Start of Provided records

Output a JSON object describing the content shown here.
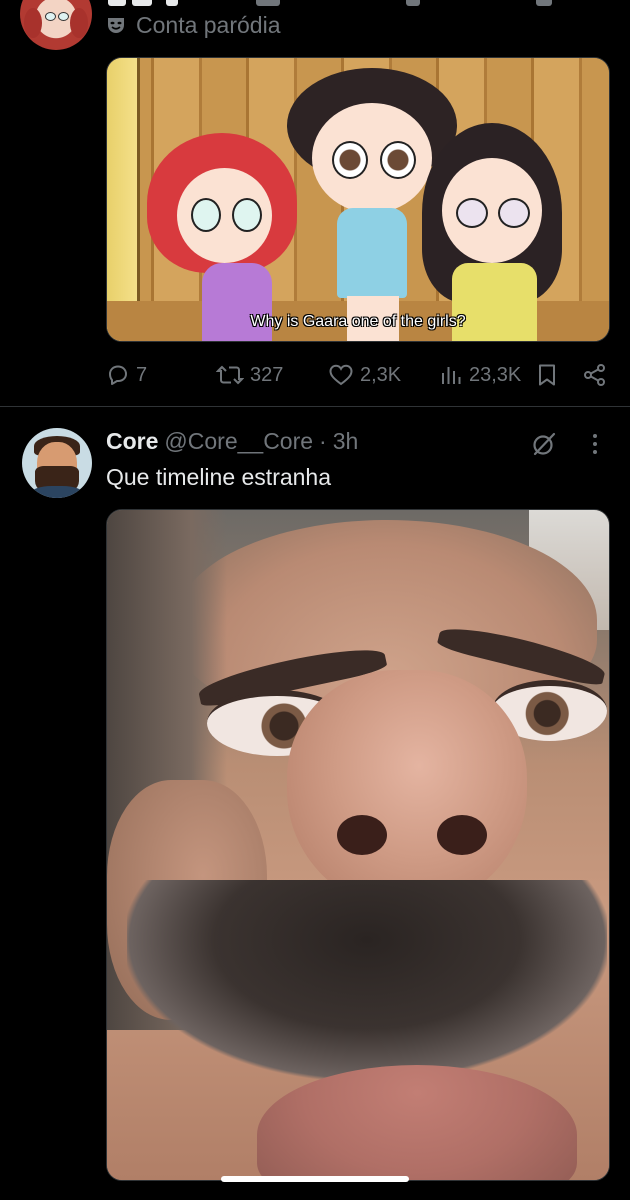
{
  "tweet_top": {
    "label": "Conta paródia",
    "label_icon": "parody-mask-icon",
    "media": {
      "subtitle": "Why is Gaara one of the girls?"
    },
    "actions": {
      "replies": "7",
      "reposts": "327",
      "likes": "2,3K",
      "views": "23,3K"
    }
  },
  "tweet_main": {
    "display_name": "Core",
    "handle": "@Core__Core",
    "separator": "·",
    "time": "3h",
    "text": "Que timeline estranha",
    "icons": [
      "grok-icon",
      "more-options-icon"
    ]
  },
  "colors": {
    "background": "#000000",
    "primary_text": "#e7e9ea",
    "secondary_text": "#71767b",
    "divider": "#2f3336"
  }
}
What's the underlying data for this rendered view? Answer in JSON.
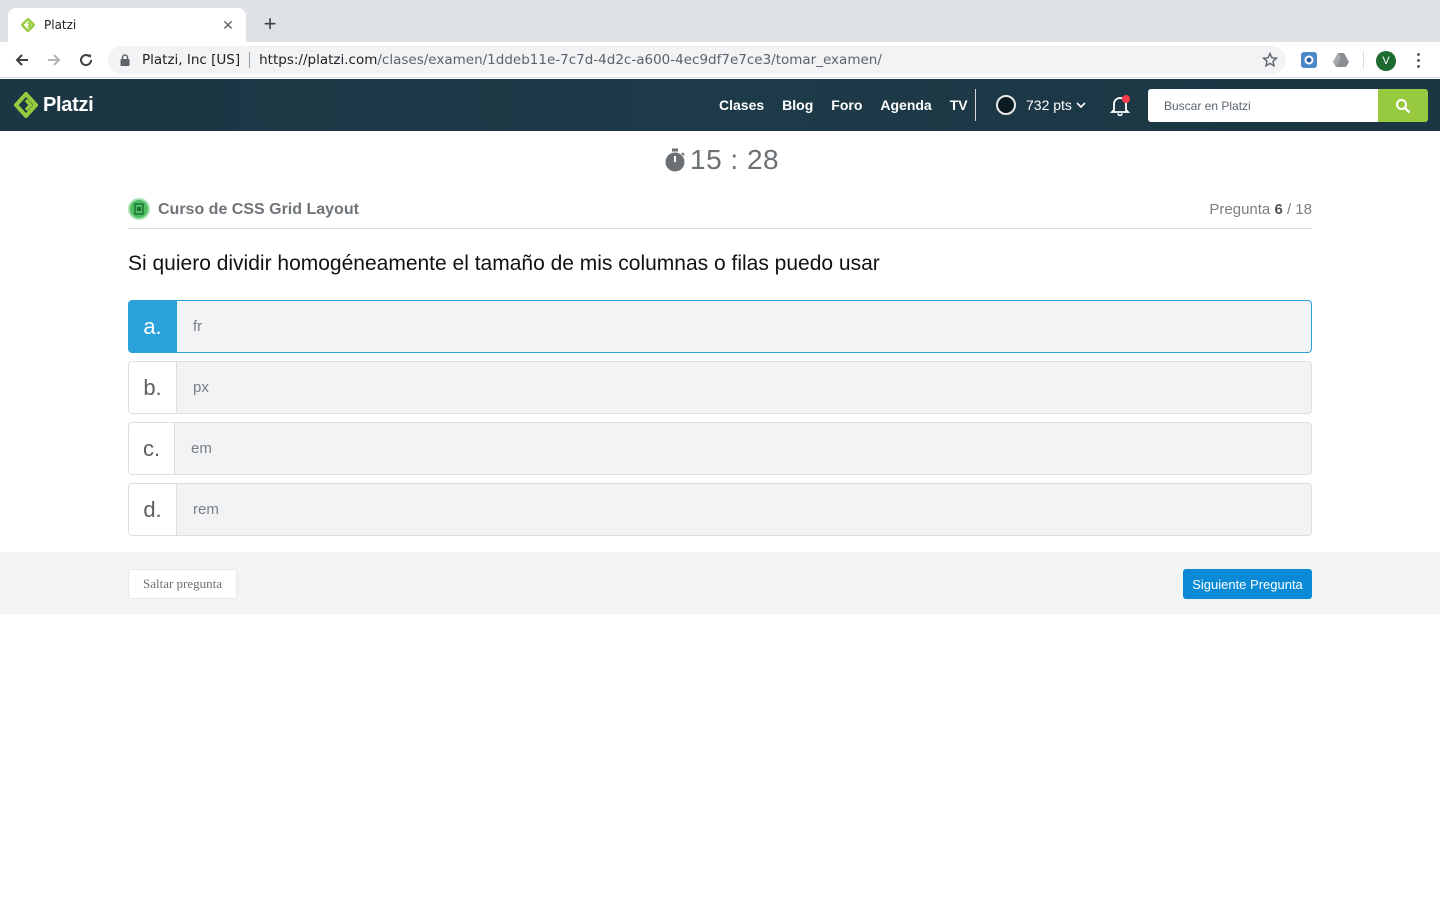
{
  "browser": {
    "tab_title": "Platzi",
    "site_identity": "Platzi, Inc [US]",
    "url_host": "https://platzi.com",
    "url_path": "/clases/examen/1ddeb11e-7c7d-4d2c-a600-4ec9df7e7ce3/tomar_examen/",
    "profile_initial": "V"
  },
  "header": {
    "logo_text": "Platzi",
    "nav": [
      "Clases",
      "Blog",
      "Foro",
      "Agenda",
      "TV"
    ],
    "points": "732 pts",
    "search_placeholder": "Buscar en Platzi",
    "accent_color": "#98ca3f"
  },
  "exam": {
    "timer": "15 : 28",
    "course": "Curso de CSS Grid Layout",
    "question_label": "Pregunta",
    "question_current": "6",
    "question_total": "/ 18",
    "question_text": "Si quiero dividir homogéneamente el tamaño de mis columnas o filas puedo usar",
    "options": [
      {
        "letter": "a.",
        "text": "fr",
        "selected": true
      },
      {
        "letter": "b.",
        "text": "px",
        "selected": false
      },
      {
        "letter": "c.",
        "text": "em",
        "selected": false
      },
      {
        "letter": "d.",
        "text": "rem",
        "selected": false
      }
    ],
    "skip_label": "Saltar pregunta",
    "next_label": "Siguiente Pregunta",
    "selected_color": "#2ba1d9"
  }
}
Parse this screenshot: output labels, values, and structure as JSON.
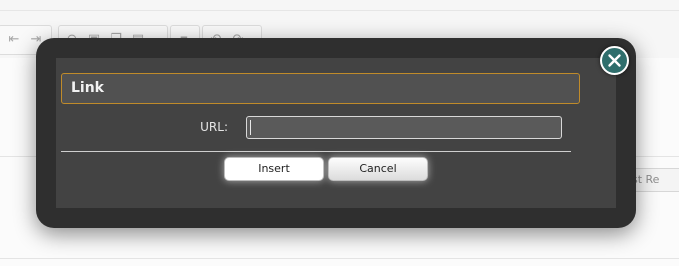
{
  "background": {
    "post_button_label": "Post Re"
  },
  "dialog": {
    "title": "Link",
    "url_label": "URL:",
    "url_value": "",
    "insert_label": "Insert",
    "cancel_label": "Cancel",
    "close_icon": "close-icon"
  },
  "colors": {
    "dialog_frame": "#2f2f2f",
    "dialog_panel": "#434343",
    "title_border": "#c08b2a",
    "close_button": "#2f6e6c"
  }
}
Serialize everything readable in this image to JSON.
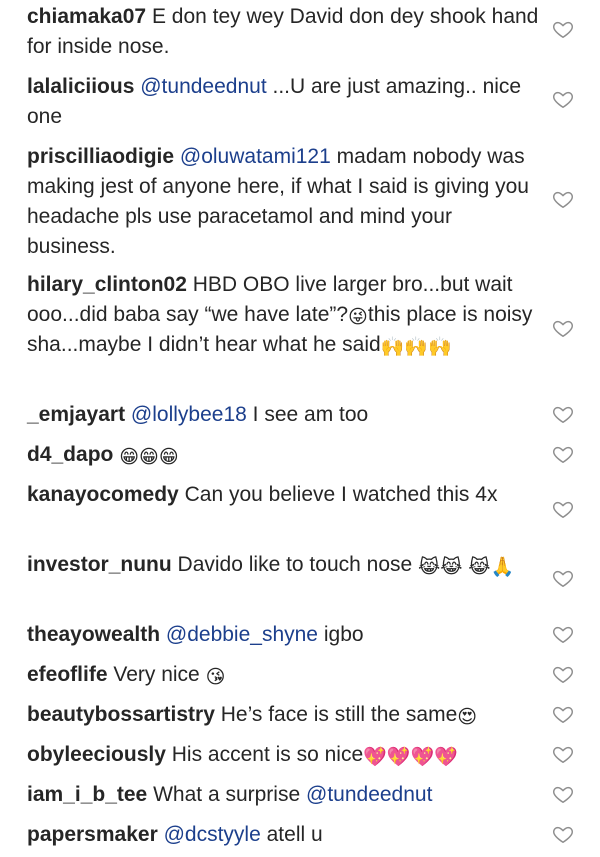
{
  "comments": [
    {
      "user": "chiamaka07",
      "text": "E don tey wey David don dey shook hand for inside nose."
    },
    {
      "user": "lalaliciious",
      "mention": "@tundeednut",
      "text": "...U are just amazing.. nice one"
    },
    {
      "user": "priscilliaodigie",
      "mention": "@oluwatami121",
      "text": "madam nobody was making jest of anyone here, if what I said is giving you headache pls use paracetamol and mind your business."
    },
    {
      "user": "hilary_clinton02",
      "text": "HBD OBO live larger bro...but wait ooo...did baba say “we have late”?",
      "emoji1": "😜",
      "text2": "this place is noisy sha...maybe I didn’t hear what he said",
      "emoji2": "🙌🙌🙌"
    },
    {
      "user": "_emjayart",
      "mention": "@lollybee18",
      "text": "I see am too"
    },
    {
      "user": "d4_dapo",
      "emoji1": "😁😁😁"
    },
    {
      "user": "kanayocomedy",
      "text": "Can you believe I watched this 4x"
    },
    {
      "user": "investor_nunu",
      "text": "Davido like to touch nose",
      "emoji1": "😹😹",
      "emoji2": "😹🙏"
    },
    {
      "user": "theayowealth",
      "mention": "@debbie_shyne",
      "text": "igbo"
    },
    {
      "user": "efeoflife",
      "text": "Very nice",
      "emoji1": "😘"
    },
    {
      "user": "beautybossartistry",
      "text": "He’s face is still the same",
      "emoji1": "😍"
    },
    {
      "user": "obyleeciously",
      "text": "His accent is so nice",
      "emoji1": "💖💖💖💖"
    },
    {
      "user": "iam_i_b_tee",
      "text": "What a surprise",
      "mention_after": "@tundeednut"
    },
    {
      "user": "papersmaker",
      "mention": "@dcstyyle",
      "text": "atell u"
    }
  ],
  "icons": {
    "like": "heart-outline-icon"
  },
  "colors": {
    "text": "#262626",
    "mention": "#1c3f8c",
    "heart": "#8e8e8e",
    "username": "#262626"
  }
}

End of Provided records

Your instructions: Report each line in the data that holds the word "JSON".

Reply to the task:
Output a JSON object describing the content shown here.
What's the underlying data for this rendered view? Answer in JSON.
Parse this screenshot: output labels, values, and structure as JSON.
Serialize everything readable in this image to JSON.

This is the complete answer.